That was the sentiment expressed by federal, state, regional and Perris officials Dec. 11 during the Metrolink 91/Perris Valley train line dedication ceremony, an event that drew about 400 people to the new Downtown Perris station on C Street that serves as a stop on the route.
The $247 million 91/Perris Valley Line extension adds 24 miles from the existing Downtown Riverside to the newly constructed South Perris station on Case Road. Other new Metrolink stations on the extended line—which ends in Los Angeles—include Hunter Park/UCR station in Riverside and the March Field station in Moreno Valley.
The new line links Perris to Riverside and Orange counties and downtown Los Angeles. It is expected to remove about 4,300 vehicles from regional roads each day, reducing pollution, opening up Perris to sports, recreation and business opportunities and increasing employment prospects for City residents.
Therese McMillan, the acting administrator for the Federal Transit Administration, noted that Riverside County has some of the most congested freeways and longest commutes in the country. For those commuters, she said, trading a car for the train will provide transportation while soothing frayed nerves.
“It’s little wonder why so many people are embracing a new alternative,” McMillan said.
Perris Mayor Daryl Busch, Mayor Pro-Tem Tonya Burke and City Councilmembers David Starr Rabb, Rita Rogers and Mark Yarbrough attended the dedication. The day’s activities included a ceremonial pounding of the final “golden spike” linking the new service to the existing Metrolink line. To commemorate the joining of the new and old, a 1922 steam locomotive from the Orange Empire Railway Museum was lined up next to a modern Metrolink commuter train.
Mayor Busch, a Perris resident for 40 years, said residents have been clamoring for train service for decades.
“It’s finally here!” Busch said.
Busch said the new Perris to LA commuter service will provide City residents with improved job prospects, reduce greenhouse gases by taking vehicles off and serve customers with new “Tier 4” diesel locomotives, the cleanest-burning and most efficient available.
“It’s a win, win, win situation all the way around,” he said.
Burke said she sometimes rides the Metrolink to work. Commuters on board get to know each other over time and develop a sense of family. She said train service from the City to Los Angeles will promote economic development to the City by exposing Perris’ history, culture and recreational opportunities to many more commuters.

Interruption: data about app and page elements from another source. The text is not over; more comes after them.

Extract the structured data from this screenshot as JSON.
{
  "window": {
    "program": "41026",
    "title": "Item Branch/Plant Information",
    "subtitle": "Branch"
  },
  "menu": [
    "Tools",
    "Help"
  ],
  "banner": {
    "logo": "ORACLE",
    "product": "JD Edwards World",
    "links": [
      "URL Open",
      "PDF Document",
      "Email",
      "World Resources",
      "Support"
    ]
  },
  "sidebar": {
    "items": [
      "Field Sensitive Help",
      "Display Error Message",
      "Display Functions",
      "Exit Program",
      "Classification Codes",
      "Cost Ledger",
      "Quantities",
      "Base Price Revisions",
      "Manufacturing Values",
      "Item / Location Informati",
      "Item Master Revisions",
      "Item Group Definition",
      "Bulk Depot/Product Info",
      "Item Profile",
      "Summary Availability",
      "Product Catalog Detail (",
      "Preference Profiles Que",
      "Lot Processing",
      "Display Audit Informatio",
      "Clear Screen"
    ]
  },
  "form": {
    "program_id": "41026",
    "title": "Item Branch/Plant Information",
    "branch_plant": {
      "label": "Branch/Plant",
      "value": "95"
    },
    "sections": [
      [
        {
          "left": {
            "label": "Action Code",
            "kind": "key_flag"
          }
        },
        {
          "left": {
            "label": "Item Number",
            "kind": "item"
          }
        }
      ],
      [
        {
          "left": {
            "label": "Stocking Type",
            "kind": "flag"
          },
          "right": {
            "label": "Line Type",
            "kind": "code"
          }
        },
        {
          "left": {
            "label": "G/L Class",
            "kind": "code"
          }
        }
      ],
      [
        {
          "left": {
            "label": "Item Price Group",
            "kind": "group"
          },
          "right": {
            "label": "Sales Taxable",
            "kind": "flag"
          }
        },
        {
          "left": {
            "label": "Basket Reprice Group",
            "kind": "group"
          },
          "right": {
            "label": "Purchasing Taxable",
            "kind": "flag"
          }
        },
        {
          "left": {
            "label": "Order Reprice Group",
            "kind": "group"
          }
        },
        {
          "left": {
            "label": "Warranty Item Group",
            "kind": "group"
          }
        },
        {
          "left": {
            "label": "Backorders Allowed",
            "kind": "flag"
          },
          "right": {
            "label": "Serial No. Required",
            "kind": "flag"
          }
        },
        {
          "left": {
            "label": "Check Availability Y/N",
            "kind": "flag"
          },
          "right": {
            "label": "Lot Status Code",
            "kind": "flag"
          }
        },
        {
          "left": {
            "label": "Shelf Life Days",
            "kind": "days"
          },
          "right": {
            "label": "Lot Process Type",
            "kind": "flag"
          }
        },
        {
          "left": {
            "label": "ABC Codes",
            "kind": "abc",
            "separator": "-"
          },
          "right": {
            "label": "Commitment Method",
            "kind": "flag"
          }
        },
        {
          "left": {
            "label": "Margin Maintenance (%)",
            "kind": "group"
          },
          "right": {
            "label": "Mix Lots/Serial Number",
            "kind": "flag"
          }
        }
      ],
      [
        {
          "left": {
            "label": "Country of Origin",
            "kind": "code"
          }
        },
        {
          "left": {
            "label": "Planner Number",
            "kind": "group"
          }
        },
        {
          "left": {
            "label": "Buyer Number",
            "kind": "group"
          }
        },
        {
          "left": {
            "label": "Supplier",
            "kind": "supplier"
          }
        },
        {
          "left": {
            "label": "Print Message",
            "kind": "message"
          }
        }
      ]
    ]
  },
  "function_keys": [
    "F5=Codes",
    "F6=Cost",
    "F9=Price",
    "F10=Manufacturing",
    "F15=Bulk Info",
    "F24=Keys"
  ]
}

“I am ecstatic,” Burke said. “It’s great to be part of a City that has cohesive leadership and a vision to help it grow. It’s Perris’ time. Perris is blooming.”
Rabb called the dedication a “great event that will make Perris more accessible to get to and from.” He said he remembers reading in high school about plans to provide Metrolink service to the City.
“It’s a momentous day,” he said. “It’s finally here.”
Rogers echoed sentiments that the rail line will ease traffic, reduce emissions and provide residents a “smooth worry-free commute into Los Angeles.”
“We’ve waited a long time,” she said. “This is a very good day.”
Yarbrough noted that the ceremony took place on practically the same spot where the California Southern Railroad put Perris on the map more than 120 years ago. In those days, the train carried Perris Valley produce to markets in California and beyond.
“Perris was born through the railway and now we’ve come full circle,” Yarbrough said. “It doesn’t get any better than this.”
Other speakers included Riverside County Supervisor Marion Ashley and Assemblyman Jose Medina, D-Riverside, a member of the transportation committee. Medina praised the partnerships forged among local, state and federal authorities that resulted in the recent dedication ceremony.
“Sometimes these things feel like they will take forever but they happen because of true partnerships,” Medina said.
Ashley said public transportation via Metrolink especially will benefit disadvantaged families with several workers who must share a single vehicle.
“It will enable more working people to find and get to jobs in Orange County and Los Angeles,” Ashley said. “This is a real exciting day. It’s built. It’s here. It’s a dream we’ve had for years.”
Following the dedication, dignitaries and members of the public hopped aboard the Metrolink for the short 10-mile ride to the March Field Station, a route that parallels Interstate 215 through Perris. City elected officials and administrators to take photos and videos, chat on Facebook and enjoy the ride.